The following letter has been published in Sunday’s Observer newspaper:
The introduction of a cap on benefits, as suggested in the Welfare Reform Bill, could push some of the most vulnerable children in the country into severe poverty. While 70,000 adults are likely to be affected by the cap, the Children’s Society has found that it is going to cut support for an estimated 210,000 children, leaving as many as 80,000 homeless. The Church of England has a commitment and moral obligation to speak up for those who have no voice. As such, we feel compelled to speak for children who might be faced with severe poverty and potentially homelessness, as a result of the choices or circumstances of their parents. Such an impact is profoundly unjust.
We are urging the government to consider some of the options offered by the Children’s Society before the bill is passed into legislation, such as removing child benefit from household income for the purposes of calculating the level of the cap and calculating the level of the cap based on earnings of families with children, rather than all households. The government could also consider removing certain vulnerable groups from the cap and the introduction of a significant “grace period” of exemption from the cap for households which have recently left employment.
The Bishops of Bath & Wells, Blackburn, Bristol, Chichester, Derby, Exeter, Gloucester, Guildford, Leicester, Lichfield, London, Manchester, Norwich, Oxford, Ripon and Leeds, St Edmundsbury and Ipswich, Wakefield and Truro
In the accompanying news story, Archbishop Rowan Williams backs revolt against coalition’s welfare cuts it is reported that:

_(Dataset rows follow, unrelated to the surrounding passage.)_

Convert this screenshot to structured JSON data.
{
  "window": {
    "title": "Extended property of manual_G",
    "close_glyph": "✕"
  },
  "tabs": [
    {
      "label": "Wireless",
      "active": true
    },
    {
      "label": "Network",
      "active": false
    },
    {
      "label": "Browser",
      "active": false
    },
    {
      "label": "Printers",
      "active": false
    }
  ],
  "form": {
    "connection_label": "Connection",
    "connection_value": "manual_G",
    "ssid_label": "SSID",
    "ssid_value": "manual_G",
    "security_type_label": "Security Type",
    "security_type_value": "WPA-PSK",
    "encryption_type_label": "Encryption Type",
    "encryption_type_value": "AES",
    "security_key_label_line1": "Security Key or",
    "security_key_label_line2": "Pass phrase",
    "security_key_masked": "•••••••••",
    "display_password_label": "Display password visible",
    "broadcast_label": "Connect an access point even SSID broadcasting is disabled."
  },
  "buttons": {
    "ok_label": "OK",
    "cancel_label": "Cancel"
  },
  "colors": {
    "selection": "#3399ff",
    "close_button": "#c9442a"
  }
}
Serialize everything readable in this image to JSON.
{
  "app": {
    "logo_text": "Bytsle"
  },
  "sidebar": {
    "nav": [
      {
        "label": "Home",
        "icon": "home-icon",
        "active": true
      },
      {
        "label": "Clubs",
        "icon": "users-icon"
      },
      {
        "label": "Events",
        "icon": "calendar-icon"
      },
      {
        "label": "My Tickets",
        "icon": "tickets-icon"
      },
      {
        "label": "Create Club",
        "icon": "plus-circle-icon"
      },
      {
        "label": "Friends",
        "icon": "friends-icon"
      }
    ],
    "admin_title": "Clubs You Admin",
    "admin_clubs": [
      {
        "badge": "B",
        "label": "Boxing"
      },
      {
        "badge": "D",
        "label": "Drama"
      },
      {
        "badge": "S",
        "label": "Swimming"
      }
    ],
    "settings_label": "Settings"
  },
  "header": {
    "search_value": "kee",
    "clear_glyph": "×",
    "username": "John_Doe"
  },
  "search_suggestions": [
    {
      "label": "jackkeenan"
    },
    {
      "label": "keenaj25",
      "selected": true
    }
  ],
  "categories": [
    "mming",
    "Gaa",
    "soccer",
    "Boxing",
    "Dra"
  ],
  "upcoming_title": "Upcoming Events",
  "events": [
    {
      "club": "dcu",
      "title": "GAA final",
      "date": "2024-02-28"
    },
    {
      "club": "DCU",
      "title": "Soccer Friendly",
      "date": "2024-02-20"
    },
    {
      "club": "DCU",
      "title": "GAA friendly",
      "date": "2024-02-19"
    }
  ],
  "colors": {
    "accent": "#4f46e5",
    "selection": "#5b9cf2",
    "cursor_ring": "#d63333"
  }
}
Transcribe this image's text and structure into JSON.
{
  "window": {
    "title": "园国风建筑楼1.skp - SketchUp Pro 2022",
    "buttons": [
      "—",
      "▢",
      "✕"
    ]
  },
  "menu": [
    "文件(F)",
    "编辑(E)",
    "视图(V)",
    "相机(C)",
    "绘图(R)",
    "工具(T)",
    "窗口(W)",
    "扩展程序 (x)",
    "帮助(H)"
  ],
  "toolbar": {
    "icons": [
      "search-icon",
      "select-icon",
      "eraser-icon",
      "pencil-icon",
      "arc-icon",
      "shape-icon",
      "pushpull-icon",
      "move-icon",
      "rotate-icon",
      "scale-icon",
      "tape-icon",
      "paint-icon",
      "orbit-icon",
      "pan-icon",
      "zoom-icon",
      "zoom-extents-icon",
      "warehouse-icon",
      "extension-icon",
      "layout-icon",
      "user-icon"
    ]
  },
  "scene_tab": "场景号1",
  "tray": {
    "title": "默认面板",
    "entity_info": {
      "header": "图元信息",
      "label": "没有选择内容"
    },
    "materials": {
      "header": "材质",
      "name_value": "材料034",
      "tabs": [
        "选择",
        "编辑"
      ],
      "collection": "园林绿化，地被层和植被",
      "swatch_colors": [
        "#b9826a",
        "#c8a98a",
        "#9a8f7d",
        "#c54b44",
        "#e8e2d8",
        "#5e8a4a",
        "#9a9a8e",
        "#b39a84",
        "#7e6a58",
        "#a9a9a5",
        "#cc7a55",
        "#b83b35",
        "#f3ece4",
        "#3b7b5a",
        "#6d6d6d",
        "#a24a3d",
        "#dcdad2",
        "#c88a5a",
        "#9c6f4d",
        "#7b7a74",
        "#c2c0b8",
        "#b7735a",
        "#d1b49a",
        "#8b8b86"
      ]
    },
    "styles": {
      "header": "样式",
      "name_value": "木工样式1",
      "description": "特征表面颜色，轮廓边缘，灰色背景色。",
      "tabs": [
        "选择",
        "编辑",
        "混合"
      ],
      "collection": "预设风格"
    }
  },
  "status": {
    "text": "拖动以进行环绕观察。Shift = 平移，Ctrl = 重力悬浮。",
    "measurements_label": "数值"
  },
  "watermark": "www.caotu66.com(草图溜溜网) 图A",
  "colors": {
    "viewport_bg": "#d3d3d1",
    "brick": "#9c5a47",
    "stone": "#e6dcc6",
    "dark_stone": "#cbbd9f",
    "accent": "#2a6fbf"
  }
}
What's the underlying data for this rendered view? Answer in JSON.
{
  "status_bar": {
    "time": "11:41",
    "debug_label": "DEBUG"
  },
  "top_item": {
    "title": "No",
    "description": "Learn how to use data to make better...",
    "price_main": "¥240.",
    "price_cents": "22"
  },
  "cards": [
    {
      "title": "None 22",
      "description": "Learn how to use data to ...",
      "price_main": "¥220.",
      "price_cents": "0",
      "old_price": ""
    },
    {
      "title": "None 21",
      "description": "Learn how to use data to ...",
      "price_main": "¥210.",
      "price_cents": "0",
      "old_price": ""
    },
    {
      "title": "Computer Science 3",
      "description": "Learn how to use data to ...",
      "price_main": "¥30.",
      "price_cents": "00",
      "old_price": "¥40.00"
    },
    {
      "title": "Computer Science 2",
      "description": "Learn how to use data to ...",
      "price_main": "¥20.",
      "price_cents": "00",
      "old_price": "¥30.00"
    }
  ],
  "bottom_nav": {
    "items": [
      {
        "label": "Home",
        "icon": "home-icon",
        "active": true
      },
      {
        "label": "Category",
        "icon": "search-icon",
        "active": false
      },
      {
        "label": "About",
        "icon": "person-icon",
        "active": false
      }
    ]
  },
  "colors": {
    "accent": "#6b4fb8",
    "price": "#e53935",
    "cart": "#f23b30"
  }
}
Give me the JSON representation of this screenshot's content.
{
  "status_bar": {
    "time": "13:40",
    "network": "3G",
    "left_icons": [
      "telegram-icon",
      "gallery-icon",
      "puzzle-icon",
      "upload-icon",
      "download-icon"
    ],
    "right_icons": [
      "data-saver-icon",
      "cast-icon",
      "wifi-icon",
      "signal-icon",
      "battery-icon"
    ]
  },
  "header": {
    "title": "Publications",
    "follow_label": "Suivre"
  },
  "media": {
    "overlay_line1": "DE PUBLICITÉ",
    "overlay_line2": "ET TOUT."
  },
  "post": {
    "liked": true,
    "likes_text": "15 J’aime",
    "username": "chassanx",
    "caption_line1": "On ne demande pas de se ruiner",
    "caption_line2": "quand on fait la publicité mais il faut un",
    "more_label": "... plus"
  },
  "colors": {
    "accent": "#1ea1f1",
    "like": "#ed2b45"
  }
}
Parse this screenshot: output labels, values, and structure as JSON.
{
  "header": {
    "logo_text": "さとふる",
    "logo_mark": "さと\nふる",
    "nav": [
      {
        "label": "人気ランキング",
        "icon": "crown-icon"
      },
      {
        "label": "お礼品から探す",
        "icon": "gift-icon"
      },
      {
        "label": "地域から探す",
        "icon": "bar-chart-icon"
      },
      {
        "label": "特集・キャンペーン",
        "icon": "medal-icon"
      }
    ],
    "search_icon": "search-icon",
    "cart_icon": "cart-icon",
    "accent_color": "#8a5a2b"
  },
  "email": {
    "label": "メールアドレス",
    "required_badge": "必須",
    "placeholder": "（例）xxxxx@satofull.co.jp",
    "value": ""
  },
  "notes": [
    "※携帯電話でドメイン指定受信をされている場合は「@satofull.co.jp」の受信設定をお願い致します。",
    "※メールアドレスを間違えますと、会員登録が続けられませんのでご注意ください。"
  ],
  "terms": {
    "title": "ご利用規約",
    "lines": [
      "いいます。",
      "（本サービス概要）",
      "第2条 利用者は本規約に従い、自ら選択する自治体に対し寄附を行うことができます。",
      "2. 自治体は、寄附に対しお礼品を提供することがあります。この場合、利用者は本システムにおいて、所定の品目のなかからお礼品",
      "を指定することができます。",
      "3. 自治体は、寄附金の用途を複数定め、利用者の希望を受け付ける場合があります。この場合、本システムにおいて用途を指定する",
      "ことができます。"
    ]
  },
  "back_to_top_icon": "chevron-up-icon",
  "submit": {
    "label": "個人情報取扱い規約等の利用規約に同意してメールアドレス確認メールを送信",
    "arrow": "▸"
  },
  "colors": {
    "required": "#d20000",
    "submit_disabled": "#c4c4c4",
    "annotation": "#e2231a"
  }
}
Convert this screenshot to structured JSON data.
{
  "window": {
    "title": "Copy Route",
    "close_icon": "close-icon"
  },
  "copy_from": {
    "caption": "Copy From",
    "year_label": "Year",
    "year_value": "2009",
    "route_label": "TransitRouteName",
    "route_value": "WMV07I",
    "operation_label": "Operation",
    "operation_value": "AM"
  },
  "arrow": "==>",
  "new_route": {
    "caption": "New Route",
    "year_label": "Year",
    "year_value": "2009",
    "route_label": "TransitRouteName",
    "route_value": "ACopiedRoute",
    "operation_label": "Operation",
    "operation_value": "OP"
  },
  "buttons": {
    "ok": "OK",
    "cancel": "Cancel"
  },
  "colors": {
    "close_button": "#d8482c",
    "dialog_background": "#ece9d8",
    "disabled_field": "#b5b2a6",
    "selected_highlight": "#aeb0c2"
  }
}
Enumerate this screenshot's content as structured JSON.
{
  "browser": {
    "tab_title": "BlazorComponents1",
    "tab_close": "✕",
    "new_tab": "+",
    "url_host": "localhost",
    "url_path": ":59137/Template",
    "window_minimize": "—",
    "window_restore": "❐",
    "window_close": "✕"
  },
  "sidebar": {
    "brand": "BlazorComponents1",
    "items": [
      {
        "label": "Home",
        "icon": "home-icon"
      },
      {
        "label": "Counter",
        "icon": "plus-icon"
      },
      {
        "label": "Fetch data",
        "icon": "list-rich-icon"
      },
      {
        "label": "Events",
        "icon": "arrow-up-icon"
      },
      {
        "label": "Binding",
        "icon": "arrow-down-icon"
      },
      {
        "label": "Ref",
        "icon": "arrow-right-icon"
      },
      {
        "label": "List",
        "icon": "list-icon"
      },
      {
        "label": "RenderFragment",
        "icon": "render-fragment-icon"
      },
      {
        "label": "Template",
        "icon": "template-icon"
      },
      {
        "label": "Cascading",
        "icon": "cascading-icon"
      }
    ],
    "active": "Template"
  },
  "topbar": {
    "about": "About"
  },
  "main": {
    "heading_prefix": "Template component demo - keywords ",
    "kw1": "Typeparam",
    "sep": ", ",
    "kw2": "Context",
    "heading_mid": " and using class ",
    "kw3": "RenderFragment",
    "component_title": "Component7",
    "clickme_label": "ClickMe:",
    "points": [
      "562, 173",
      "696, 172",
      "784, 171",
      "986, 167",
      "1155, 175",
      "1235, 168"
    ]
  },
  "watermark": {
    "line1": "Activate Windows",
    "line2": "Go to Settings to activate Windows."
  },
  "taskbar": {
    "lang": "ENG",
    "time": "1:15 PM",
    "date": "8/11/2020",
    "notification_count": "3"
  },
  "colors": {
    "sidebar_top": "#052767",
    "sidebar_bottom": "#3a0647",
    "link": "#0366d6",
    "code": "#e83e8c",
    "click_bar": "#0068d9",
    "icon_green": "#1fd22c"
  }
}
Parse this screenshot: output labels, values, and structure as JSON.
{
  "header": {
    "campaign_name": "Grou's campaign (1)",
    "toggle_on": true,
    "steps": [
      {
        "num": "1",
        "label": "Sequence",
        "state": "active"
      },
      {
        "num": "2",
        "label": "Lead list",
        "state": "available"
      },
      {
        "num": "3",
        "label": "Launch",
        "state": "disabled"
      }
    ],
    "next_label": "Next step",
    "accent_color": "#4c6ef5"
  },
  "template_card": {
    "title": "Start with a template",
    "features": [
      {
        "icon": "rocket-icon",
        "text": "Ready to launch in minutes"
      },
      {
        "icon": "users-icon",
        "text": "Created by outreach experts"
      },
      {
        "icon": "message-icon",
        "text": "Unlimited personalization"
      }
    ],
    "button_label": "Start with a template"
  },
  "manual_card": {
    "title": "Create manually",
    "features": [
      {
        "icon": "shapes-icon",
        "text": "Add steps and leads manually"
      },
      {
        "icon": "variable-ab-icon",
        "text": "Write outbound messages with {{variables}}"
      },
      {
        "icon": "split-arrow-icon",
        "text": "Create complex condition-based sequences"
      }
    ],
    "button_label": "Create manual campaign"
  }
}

…Eighteen Church of England bishops, backed by Williams and the archbishop of York, John Sentamu, are demanding that ministers rewrite their flagship plan to impose a £500-a-week benefit cap on families.
In an open letter in Observer, they say the Church of England has a “moral obligation to speak up for those who have no voice”. Their message is that the cap could be “profoundly unjust” to the poorest children in society, especially those in larger families and those living in expensive major cities.
The high-profile intervention comes after the Church of England became embroiled in an embarrassing row over its attitude to anti-capitalist protests outside St Paul’s Cathedral in London. One cleric resigned over plans to evict the protesters forcibly, arguing that the Church should have been more supportive of their cause.
The bishops are calling on ministers to back a series of amendments to the welfare reform bill – due to be debated in the House of Lords tomorrow – that have been tabled by the bishop of Leeds and Ripon, John Packer.
A spokesman at Lambeth Palace said Williams was fully behind the bishops’ initiative. “As a president of the Children’s Society the archbishop fully supports the proposed amendments to the welfare reform bill.”
Sentamu also threw his weight behind the changes. “I hope that the government will listen to the concerns being raised and ensure that children, especially the most vulnerable, are protected from cuts to family benefits.”
And the newspaper has published an editorial article in support: The welfare state: the social glue that binds us must be preserved.
Here’s the original analysis by the Children’s Society to the capping proposal: More than 200,000 children to be biggest “losers” of Benefit Cap.